Objectives: We previously reported the therapeutic potential of Bifidobacterium breve A1 (B. breve A1) for preventing cognitive impairment in Alzheimer's disease model mice, which suggested that supplementation of the probiotics could be an effective therapeutic strategy for managing cognitive function in mild cognitive impairment (MCI).
Design and settings: We conducted an open-label, single-arm study to examine the effects of 24-week supplementation of B. breve A1 on elderly with MCI in Aki Orthopedics Rehabilitation Clinic in Japan.
Participants: 27 participants were screened by their Mini Mental State Examination (MMSE) scores.
Measurements: Cognitive function was assessed using MMSE and Digit Symbol Substitution Test (DSST) at baseline and every 8 weeks. Mental condition and quality of life for gastrointestinal symptoms were measured using the Profile of Mood States 2nd Edition (POMS2), and the Gastrointestinal Symptom Rating Scale (GSRS).

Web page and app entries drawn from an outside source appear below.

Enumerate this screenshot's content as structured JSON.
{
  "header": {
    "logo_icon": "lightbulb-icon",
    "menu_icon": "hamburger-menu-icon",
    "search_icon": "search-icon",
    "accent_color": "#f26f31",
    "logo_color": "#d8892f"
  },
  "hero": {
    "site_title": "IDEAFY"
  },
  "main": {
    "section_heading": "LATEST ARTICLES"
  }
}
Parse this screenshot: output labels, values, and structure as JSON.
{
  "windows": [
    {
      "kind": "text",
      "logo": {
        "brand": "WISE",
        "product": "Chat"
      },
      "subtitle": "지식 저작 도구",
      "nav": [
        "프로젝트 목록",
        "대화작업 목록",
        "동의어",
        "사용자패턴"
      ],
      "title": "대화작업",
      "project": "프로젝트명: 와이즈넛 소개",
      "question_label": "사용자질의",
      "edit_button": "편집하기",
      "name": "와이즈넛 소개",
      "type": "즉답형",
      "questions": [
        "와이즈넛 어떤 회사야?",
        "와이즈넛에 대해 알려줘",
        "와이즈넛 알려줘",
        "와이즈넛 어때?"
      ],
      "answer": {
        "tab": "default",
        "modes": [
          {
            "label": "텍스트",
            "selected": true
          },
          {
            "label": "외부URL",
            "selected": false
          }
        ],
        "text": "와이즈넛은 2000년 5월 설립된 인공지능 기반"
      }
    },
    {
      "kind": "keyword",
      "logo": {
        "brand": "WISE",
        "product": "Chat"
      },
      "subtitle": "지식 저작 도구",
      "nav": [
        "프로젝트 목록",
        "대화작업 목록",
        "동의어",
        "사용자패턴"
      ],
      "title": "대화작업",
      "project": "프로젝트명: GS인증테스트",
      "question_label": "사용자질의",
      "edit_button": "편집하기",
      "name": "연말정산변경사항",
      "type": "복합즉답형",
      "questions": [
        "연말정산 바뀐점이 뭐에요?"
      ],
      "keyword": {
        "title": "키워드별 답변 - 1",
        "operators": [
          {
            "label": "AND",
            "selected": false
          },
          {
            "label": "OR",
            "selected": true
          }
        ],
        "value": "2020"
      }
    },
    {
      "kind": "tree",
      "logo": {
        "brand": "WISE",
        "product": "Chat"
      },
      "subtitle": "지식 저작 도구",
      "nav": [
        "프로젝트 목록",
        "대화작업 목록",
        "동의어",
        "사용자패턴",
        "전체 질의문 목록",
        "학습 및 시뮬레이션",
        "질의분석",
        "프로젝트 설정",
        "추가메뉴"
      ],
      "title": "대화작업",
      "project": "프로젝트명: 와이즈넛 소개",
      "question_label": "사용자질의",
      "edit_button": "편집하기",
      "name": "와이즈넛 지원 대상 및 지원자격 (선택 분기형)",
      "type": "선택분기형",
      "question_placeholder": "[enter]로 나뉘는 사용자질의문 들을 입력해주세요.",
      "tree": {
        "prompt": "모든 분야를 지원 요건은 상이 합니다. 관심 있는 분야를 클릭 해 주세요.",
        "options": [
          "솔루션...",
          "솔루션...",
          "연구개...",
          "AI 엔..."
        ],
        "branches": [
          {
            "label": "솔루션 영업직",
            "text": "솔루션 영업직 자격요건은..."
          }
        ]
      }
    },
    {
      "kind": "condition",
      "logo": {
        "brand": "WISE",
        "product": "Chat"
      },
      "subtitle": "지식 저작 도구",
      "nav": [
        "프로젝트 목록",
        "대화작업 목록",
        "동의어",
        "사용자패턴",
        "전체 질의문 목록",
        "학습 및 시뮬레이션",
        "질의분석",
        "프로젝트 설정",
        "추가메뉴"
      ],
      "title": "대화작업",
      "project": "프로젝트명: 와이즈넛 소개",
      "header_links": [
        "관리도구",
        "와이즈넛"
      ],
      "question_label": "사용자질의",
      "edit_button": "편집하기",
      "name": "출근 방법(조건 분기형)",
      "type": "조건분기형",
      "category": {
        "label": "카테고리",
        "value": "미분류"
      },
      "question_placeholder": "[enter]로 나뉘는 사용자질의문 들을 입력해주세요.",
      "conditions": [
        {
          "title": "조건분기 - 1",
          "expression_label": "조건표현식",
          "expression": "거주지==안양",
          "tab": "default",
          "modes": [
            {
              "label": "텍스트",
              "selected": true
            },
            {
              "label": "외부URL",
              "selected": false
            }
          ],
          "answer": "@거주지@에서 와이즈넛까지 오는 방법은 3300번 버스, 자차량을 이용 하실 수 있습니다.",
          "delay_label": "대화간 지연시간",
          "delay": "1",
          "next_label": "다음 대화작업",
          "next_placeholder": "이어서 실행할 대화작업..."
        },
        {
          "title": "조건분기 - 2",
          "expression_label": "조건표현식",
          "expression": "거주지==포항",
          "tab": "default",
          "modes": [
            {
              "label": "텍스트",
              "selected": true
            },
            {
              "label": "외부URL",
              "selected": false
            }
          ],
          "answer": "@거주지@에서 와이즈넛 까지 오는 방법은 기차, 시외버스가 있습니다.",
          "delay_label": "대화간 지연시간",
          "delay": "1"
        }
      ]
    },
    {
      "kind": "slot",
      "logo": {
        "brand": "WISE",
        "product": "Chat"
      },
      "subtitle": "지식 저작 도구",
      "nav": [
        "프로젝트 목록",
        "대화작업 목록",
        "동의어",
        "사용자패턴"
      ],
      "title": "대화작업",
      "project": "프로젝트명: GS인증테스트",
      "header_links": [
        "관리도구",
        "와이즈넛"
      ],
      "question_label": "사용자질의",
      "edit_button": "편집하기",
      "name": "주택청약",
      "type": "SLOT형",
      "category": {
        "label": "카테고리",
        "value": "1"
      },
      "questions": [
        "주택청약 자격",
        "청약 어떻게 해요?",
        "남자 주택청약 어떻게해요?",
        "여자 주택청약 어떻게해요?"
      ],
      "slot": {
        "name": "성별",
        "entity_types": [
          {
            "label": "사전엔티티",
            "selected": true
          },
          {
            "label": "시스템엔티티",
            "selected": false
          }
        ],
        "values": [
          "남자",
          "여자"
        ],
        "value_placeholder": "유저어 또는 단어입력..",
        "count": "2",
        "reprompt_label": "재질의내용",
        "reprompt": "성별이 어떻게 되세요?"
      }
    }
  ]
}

Results: Of the 27 participants enrolled, 19 completed the study. MMSE scores were significantly increased during the intervention by mixed model Dunnett's test and Wilcoxon signed-rank tests (+1.7, P < 0.01). POMS2 and GSRS scores were significantly improved during intervention when analyzed by Wilcoxon signed-rank tests.
Conclusion: The present study showed that oral supplementation of B. breve A1 in participants with MCI improved cognitive function, thus suggesting the potential of B. breve A1 for improving cognitive function and maintaining quality of life of the elderly. Further randomized, double-blind placebo-controlled studies are worth conducting to examine the beneficial effect of B. breve A1.
Keywords: Alzheimer’s disease; Bifidobacterium; Dementia; cognitive impairment; probiotics.